I believe every space needs to display something interesting and enriching. Although the ships share a common design vocabulary, I always like to find ways to surprise and delight guests with details unique to each vessel.

We want things to be discoverable on day four as well as day seven of their voyage and even beyond that, with guests finding things they haven’t seen or noticed before.

For example, on the Viking Mississippi, the staircase shows large-scale maps documenting how the river’s flow has changed over the years, so you can imagine your relative position in the water over time as you climb the stairs.

On Viking’s ocean ships, guests will find Norwegian trolls peeking out at the back of the lift and the Viking god Odin’s pair of black ravens – Huginn and Muninn – watching over the Wintergarden.

Lastly, something that sets apart each of the ocean vessels and the expedition vessels are the original onboard art collections; each art collection is entirely unique but the artwork across all the vessels is an ode to the brand’s Nordic heritage.

Q: How much input does Chairman and CEO Torstein Hagen have on the interior design of his ships?

A: Since Viking ships travel all over the world, we opted to create five fundamental design pillars based on the vision of its Norwegian Chairman and CEO. Norse heritage, residential modernism, a love and respect for nature, a sense of craft, and exploration.

Mr. Hagen’s vision has always been for the ships to be built with the Viking’s spirit of exploration in mind and for the design of the ships to allow guests to spend more time immersed in their destination, so this is always a key focus for us.

Q: Is there a particular part of a Viking ship that you are especially proud of?

A: Parents are not supposed to have favourite children, we love them all equally! Having said that, in general, I always enjoy the Explorers Lounge on every ship; it is my place to relax.

I also have a favourite experience – on the expedition ships we put the swimming pool in the spa right at the edge of the ship. I love hanging on the edge, shoulder-deep in the warm water and looking at glaciers and snow-covered mountains. Quite an experience.

The Atrium, Ocean Ship

Q: Are there any particular design challenges involved when working on a river ship as opposed to an ocean vessel?

A: I would say in general that when working with ships as opposed to hotels, there is always this sense of working in a large, moving machine.

We want to create spaces that are supportive and inspiring to our guests, that feel residential, and most guests don’t live on ships! So, you find that we provide this balance between a sense of warmth and the energy that you get from being on a ship.

Getting that balance right is critical, we want all the excitement of the movement of the ship and that is different than being land-based, but we also want guests to feel accommodated.

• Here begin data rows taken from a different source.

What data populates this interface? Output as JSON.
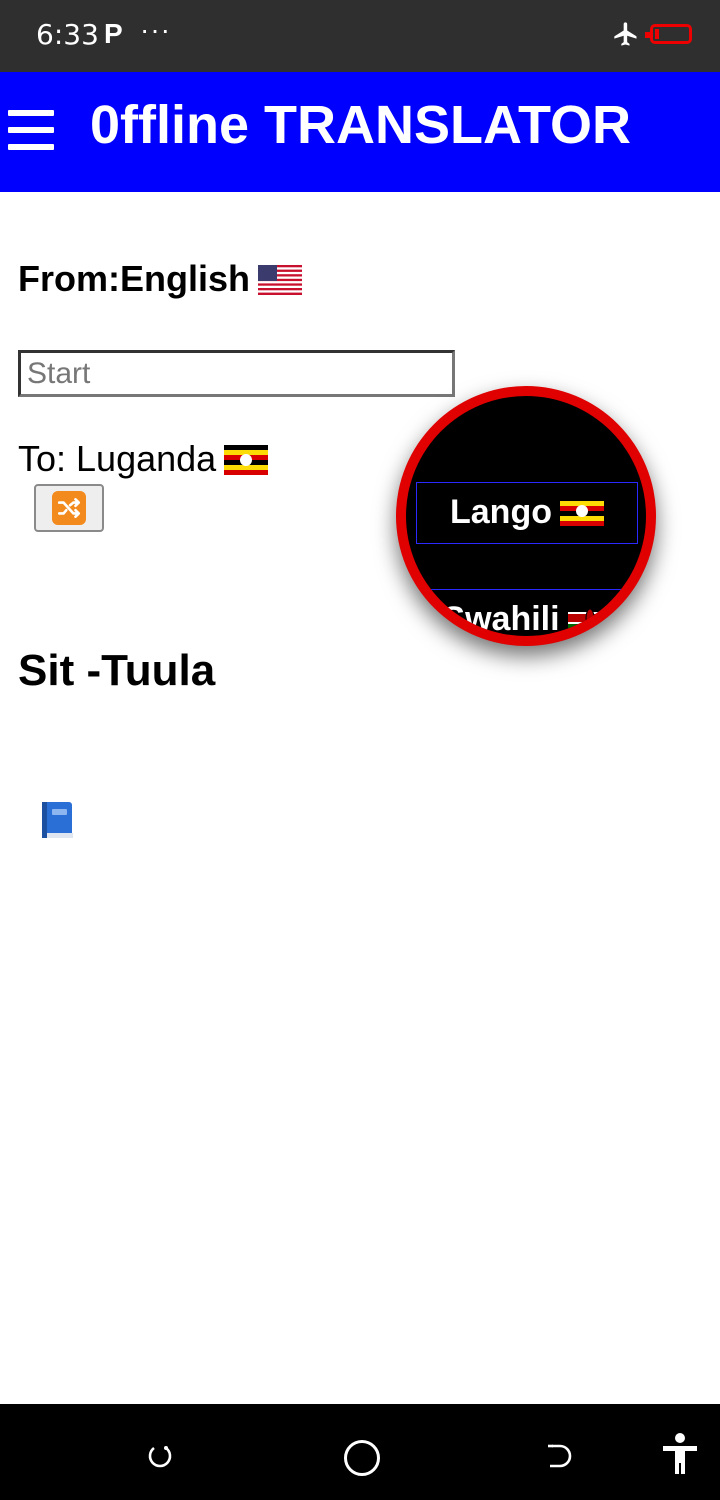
{
  "status_bar": {
    "time": "6:33",
    "app_indicator": "P",
    "more": "···",
    "icons": [
      "airplane-icon",
      "battery-icon"
    ],
    "battery_color": "#e00000"
  },
  "app_bar": {
    "title": "0ffline TRANSLATOR",
    "menu_icon": "hamburger-menu-icon",
    "background": "#0000ff"
  },
  "translator": {
    "from_label": "From:English",
    "from_flag": "us-flag-icon",
    "input_placeholder": "Start",
    "input_value": "",
    "to_label": "To: Luganda",
    "to_flag": "uganda-flag-icon",
    "swap_icon": "shuffle-icon",
    "result": "Sit -Tuula",
    "dictionary_icon": "blue-book-icon"
  },
  "language_magnifier": {
    "options": [
      {
        "label": "Lango",
        "flag": "uganda-flag-icon"
      },
      {
        "label": "Swahili",
        "flag": "kenya-flag-icon"
      }
    ],
    "ring_color": "#e00000"
  },
  "nav_bar": {
    "buttons": [
      "recents-icon",
      "home-icon",
      "back-icon",
      "accessibility-icon"
    ]
  }
}
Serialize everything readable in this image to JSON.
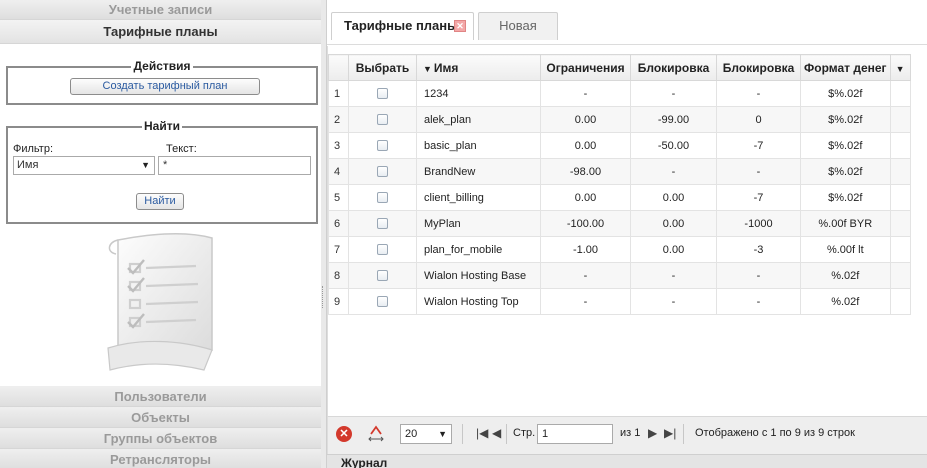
{
  "sidebar": {
    "top_sections": [
      "Учетные записи",
      "Тарифные планы"
    ],
    "actions": {
      "legend": "Действия",
      "create_button": "Создать тарифный план"
    },
    "find": {
      "legend": "Найти",
      "filter_label": "Фильтр:",
      "text_label": "Текст:",
      "filter_value": "Имя",
      "text_value": "*",
      "find_button": "Найти"
    },
    "bottom_sections": [
      "Пользователи",
      "Объекты",
      "Группы объектов",
      "Ретрансляторы"
    ]
  },
  "tabs": [
    {
      "label": "Тарифные планы",
      "active": true
    },
    {
      "label": "Новая",
      "active": false
    }
  ],
  "table": {
    "columns": [
      "Выбрать",
      "Имя",
      "Ограничения",
      "Блокировка",
      "Блокировка",
      "Формат денег"
    ],
    "rows": [
      {
        "num": "1",
        "name": "1234",
        "limits": "-",
        "block1": "-",
        "block2": "-",
        "money": "$%.02f"
      },
      {
        "num": "2",
        "name": "alek_plan",
        "limits": "0.00",
        "block1": "-99.00",
        "block2": "0",
        "money": "$%.02f"
      },
      {
        "num": "3",
        "name": "basic_plan",
        "limits": "0.00",
        "block1": "-50.00",
        "block2": "-7",
        "money": "$%.02f"
      },
      {
        "num": "4",
        "name": "BrandNew",
        "limits": "-98.00",
        "block1": "-",
        "block2": "-",
        "money": "$%.02f"
      },
      {
        "num": "5",
        "name": "client_billing",
        "limits": "0.00",
        "block1": "0.00",
        "block2": "-7",
        "money": "$%.02f"
      },
      {
        "num": "6",
        "name": "MyPlan",
        "limits": "-100.00",
        "block1": "0.00",
        "block2": "-1000",
        "money": "%.00f BYR"
      },
      {
        "num": "7",
        "name": "plan_for_mobile",
        "limits": "-1.00",
        "block1": "0.00",
        "block2": "-3",
        "money": "%.00f lt"
      },
      {
        "num": "8",
        "name": "Wialon Hosting Base",
        "limits": "-",
        "block1": "-",
        "block2": "-",
        "money": "%.02f"
      },
      {
        "num": "9",
        "name": "Wialon Hosting Top",
        "limits": "-",
        "block1": "-",
        "block2": "-",
        "money": "%.02f"
      }
    ]
  },
  "pager": {
    "page_size": "20",
    "page_label": "Стр.",
    "page_value": "1",
    "of_label": "из 1",
    "status": "Отображено с 1 по 9 из 9 строк"
  },
  "journal": {
    "label": "Журнал"
  },
  "colors": {
    "clear_icon": "#d3392c",
    "tab_close": "#f3a7a7"
  }
}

You could say that the river ships are a bit more challenging to design simply because they are smaller because they have to fit under bridges and through locks. Getting the balance right with a little less room to work with requires some creativity.

Q: Is there something coming up or recently launched that you’re excited about?

A: Viking provides so much to be excited about. I have to say that the recent launch of the Egypt ships has been so rewarding.

Those vessels are beautiful little jewels of an experience. Very much in the Viking style, but also so attuned to the Egyptian environment along the Nile River and sense of history.

The Restaurant, Ocean Ship

Q: What is it about working for Viking that you enjoy so much?

A: Not only is Torstein Hagen a great friend and mentor but Viking has this wonderful ability to seek out the best people: all with a sense of hospitality and creativity, not just the New Build teams, but the crew are the best in the world.

It is not often that an architect has the privilege of working on a brand with such a global scope.

Instead of just a single hotel, this is a wonderful opportunity to think on a much higher level about experiences around the world and create a new universe to welcome guests into. And, of course, I have to say that the people at Viking are exceptional.